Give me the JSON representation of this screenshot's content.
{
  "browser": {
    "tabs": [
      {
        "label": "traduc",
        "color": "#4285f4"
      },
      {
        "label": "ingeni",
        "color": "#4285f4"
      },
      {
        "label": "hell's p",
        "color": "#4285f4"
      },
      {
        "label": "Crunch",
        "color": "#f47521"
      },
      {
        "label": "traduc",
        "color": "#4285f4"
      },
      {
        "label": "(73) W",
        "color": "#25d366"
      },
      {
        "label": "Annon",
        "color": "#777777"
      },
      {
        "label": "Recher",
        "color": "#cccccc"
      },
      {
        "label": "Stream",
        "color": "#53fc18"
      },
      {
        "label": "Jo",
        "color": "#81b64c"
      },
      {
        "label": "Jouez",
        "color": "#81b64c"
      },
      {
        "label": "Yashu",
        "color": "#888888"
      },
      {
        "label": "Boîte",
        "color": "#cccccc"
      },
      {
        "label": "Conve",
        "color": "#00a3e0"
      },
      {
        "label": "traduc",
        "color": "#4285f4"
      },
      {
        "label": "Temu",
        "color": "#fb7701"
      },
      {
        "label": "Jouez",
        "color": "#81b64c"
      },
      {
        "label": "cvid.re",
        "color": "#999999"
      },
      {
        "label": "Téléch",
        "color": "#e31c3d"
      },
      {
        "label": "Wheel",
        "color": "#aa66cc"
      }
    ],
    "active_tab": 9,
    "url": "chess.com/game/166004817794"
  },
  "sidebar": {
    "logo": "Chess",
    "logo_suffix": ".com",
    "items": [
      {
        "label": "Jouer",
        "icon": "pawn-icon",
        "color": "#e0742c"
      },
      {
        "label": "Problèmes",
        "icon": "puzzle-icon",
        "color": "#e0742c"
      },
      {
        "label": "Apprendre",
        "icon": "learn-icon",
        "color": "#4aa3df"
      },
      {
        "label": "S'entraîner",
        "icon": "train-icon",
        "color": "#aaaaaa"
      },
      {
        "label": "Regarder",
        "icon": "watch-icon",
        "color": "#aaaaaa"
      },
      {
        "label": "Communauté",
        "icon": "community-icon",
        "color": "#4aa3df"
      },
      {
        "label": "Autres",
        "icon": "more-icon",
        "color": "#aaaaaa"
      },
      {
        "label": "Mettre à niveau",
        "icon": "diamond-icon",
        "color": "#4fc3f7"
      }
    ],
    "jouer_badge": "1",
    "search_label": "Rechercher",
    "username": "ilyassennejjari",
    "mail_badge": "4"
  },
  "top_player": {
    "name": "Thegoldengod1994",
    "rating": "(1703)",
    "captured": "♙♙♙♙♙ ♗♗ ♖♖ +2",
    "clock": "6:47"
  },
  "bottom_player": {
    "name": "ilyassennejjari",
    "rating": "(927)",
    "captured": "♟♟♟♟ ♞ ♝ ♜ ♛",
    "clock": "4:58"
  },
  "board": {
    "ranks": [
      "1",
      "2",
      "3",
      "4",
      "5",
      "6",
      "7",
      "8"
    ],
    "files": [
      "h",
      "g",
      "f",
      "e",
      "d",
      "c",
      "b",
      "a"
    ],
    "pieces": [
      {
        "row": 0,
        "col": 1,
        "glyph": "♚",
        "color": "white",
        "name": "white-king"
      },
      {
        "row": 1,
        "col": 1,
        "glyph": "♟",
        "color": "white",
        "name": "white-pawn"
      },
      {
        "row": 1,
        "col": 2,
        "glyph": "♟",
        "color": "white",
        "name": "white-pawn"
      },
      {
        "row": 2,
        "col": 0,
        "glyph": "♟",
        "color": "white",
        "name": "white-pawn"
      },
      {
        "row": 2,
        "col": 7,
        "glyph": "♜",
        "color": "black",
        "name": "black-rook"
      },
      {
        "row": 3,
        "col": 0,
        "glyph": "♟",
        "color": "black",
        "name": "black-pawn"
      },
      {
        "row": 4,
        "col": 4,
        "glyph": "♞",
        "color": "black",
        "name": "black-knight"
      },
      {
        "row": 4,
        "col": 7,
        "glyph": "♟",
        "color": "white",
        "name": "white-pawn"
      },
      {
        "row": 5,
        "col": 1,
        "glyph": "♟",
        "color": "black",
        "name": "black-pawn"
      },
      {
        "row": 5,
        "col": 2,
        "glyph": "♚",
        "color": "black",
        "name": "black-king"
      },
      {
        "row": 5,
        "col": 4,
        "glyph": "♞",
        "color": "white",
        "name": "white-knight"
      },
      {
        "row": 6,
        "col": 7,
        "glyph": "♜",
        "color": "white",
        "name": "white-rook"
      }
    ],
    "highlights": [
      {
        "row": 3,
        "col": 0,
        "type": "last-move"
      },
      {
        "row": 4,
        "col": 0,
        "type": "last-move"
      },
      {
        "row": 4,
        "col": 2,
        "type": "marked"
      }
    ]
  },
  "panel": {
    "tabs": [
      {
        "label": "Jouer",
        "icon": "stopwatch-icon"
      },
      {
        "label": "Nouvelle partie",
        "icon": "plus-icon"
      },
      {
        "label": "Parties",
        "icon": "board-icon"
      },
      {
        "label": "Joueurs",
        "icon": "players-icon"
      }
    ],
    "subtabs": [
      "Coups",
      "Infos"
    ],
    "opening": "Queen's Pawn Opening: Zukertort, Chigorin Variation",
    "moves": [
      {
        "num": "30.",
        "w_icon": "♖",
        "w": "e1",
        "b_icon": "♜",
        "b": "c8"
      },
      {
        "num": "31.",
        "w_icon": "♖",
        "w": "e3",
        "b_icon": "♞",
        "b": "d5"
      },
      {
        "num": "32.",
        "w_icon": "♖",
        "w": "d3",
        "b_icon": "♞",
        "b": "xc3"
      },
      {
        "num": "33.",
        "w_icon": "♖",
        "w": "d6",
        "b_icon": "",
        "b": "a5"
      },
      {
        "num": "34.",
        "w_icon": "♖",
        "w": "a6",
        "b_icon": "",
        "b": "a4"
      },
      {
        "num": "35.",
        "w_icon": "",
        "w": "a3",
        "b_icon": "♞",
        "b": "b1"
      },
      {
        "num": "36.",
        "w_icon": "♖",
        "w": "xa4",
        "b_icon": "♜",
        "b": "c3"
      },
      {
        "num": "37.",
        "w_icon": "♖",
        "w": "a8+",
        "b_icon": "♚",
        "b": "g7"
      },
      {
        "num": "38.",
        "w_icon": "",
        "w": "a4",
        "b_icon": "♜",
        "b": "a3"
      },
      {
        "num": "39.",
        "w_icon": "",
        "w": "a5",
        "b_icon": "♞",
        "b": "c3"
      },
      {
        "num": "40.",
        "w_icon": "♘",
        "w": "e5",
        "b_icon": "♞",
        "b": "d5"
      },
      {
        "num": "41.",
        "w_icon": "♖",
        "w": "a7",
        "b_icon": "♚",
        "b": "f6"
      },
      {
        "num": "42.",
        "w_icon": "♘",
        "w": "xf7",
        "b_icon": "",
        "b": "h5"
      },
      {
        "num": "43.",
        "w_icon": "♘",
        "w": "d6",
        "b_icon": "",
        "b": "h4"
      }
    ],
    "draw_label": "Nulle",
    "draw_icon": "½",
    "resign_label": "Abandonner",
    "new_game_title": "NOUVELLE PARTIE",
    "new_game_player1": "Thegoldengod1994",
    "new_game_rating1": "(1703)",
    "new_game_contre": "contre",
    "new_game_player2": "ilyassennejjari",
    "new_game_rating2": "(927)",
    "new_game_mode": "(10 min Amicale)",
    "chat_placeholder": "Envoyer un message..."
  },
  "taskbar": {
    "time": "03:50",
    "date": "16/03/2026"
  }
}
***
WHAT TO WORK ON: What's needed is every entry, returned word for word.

ANSWER FOR THIS EXERCISE:
Give me the JSON representation of this screenshot's content.
{
  "browser": {
    "tabs": [
      {
        "label": "traduc",
        "color": "#4285f4"
      },
      {
        "label": "ingeni",
        "color": "#4285f4"
      },
      {
        "label": "hell's p",
        "color": "#4285f4"
      },
      {
        "label": "Crunch",
        "color": "#f47521"
      },
      {
        "label": "traduc",
        "color": "#4285f4"
      },
      {
        "label": "(73) W",
        "color": "#25d366"
      },
      {
        "label": "Annon",
        "color": "#777777"
      },
      {
        "label": "Recher",
        "color": "#cccccc"
      },
      {
        "label": "Stream",
        "color": "#53fc18"
      },
      {
        "label": "Jo",
        "color": "#81b64c"
      },
      {
        "label": "Jouez",
        "color": "#81b64c"
      },
      {
        "label": "Yashu",
        "color": "#888888"
      },
      {
        "label": "Boîte",
        "color": "#cccccc"
      },
      {
        "label": "Conve",
        "color": "#00a3e0"
      },
      {
        "label": "traduc",
        "color": "#4285f4"
      },
      {
        "label": "Temu",
        "color": "#fb7701"
      },
      {
        "label": "Jouez",
        "color": "#81b64c"
      },
      {
        "label": "cvid.re",
        "color": "#999999"
      },
      {
        "label": "Téléch",
        "color": "#e31c3d"
      },
      {
        "label": "Wheel",
        "color": "#aa66cc"
      }
    ],
    "active_tab": 9,
    "url": "chess.com/game/166004817794"
  },
  "sidebar": {
    "logo": "Chess",
    "logo_suffix": ".com",
    "items": [
      {
        "label": "Jouer",
        "icon": "pawn-icon",
        "color": "#e0742c"
      },
      {
        "label": "Problèmes",
        "icon": "puzzle-icon",
        "color": "#e0742c"
      },
      {
        "label": "Apprendre",
        "icon": "learn-icon",
        "color": "#4aa3df"
      },
      {
        "label": "S'entraîner",
        "icon": "train-icon",
        "color": "#aaaaaa"
      },
      {
        "label": "Regarder",
        "icon": "watch-icon",
        "color": "#aaaaaa"
      },
      {
        "label": "Communauté",
        "icon": "community-icon",
        "color": "#4aa3df"
      },
      {
        "label": "Autres",
        "icon": "more-icon",
        "color": "#aaaaaa"
      },
      {
        "label": "Mettre à niveau",
        "icon": "diamond-icon",
        "color": "#4fc3f7"
      }
    ],
    "jouer_badge": "1",
    "search_label": "Rechercher",
    "username": "ilyassennejjari",
    "mail_badge": "4"
  },
  "top_player": {
    "name": "Thegoldengod1994",
    "rating": "(1703)",
    "captured": "♙♙♙♙♙ ♗♗ ♖♖ +2",
    "clock": "6:47"
  },
  "bottom_player": {
    "name": "ilyassennejjari",
    "rating": "(927)",
    "captured": "♟♟♟♟ ♞ ♝ ♜ ♛",
    "clock": "4:58"
  },
  "board": {
    "ranks": [
      "1",
      "2",
      "3",
      "4",
      "5",
      "6",
      "7",
      "8"
    ],
    "files": [
      "h",
      "g",
      "f",
      "e",
      "d",
      "c",
      "b",
      "a"
    ],
    "pieces": [
      {
        "row": 0,
        "col": 1,
        "glyph": "♚",
        "color": "white",
        "name": "white-king"
      },
      {
        "row": 1,
        "col": 1,
        "glyph": "♟",
        "color": "white",
        "name": "white-pawn"
      },
      {
        "row": 1,
        "col": 2,
        "glyph": "♟",
        "color": "white",
        "name": "white-pawn"
      },
      {
        "row": 2,
        "col": 0,
        "glyph": "♟",
        "color": "white",
        "name": "white-pawn"
      },
      {
        "row": 2,
        "col": 7,
        "glyph": "♜",
        "color": "black",
        "name": "black-rook"
      },
      {
        "row": 3,
        "col": 0,
        "glyph": "♟",
        "color": "black",
        "name": "black-pawn"
      },
      {
        "row": 4,
        "col": 4,
        "glyph": "♞",
        "color": "black",
        "name": "black-knight"
      },
      {
        "row": 4,
        "col": 7,
        "glyph": "♟",
        "color": "white",
        "name": "white-pawn"
      },
      {
        "row": 5,
        "col": 1,
        "glyph": "♟",
        "color": "black",
        "name": "black-pawn"
      },
      {
        "row": 5,
        "col": 2,
        "glyph": "♚",
        "color": "black",
        "name": "black-king"
      },
      {
        "row": 5,
        "col": 4,
        "glyph": "♞",
        "color": "white",
        "name": "white-knight"
      },
      {
        "row": 6,
        "col": 7,
        "glyph": "♜",
        "color": "white",
        "name": "white-rook"
      }
    ],
    "highlights": [
      {
        "row": 3,
        "col": 0,
        "type": "last-move"
      },
      {
        "row": 4,
        "col": 0,
        "type": "last-move"
      },
      {
        "row": 4,
        "col": 2,
        "type": "marked"
      }
    ]
  },
  "panel": {
    "tabs": [
      {
        "label": "Jouer",
        "icon": "stopwatch-icon"
      },
      {
        "label": "Nouvelle partie",
        "icon": "plus-icon"
      },
      {
        "label": "Parties",
        "icon": "board-icon"
      },
      {
        "label": "Joueurs",
        "icon": "players-icon"
      }
    ],
    "subtabs": [
      "Coups",
      "Infos"
    ],
    "opening": "Queen's Pawn Opening: Zukertort, Chigorin Variation",
    "moves": [
      {
        "num": "30.",
        "w_icon": "♖",
        "w": "e1",
        "b_icon": "♜",
        "b": "c8"
      },
      {
        "num": "31.",
        "w_icon": "♖",
        "w": "e3",
        "b_icon": "♞",
        "b": "d5"
      },
      {
        "num": "32.",
        "w_icon": "♖",
        "w": "d3",
        "b_icon": "♞",
        "b": "xc3"
      },
      {
        "num": "33.",
        "w_icon": "♖",
        "w": "d6",
        "b_icon": "",
        "b": "a5"
      },
      {
        "num": "34.",
        "w_icon": "♖",
        "w": "a6",
        "b_icon": "",
        "b": "a4"
      },
      {
        "num": "35.",
        "w_icon": "",
        "w": "a3",
        "b_icon": "♞",
        "b": "b1"
      },
      {
        "num": "36.",
        "w_icon": "♖",
        "w": "xa4",
        "b_icon": "♜",
        "b": "c3"
      },
      {
        "num": "37.",
        "w_icon": "♖",
        "w": "a8+",
        "b_icon": "♚",
        "b": "g7"
      },
      {
        "num": "38.",
        "w_icon": "",
        "w": "a4",
        "b_icon": "♜",
        "b": "a3"
      },
      {
        "num": "39.",
        "w_icon": "",
        "w": "a5",
        "b_icon": "♞",
        "b": "c3"
      },
      {
        "num": "40.",
        "w_icon": "♘",
        "w": "e5",
        "b_icon": "♞",
        "b": "d5"
      },
      {
        "num": "41.",
        "w_icon": "♖",
        "w": "a7",
        "b_icon": "♚",
        "b": "f6"
      },
      {
        "num": "42.",
        "w_icon": "♘",
        "w": "xf7",
        "b_icon": "",
        "b": "h5"
      },
      {
        "num": "43.",
        "w_icon": "♘",
        "w": "d6",
        "b_icon": "",
        "b": "h4"
      }
    ],
    "draw_label": "Nulle",
    "draw_icon": "½",
    "resign_label": "Abandonner",
    "new_game_title": "NOUVELLE PARTIE",
    "new_game_player1": "Thegoldengod1994",
    "new_game_rating1": "(1703)",
    "new_game_contre": "contre",
    "new_game_player2": "ilyassennejjari",
    "new_game_rating2": "(927)",
    "new_game_mode": "(10 min Amicale)",
    "chat_placeholder": "Envoyer un message..."
  },
  "taskbar": {
    "time": "03:50",
    "date": "16/03/2026"
  }
}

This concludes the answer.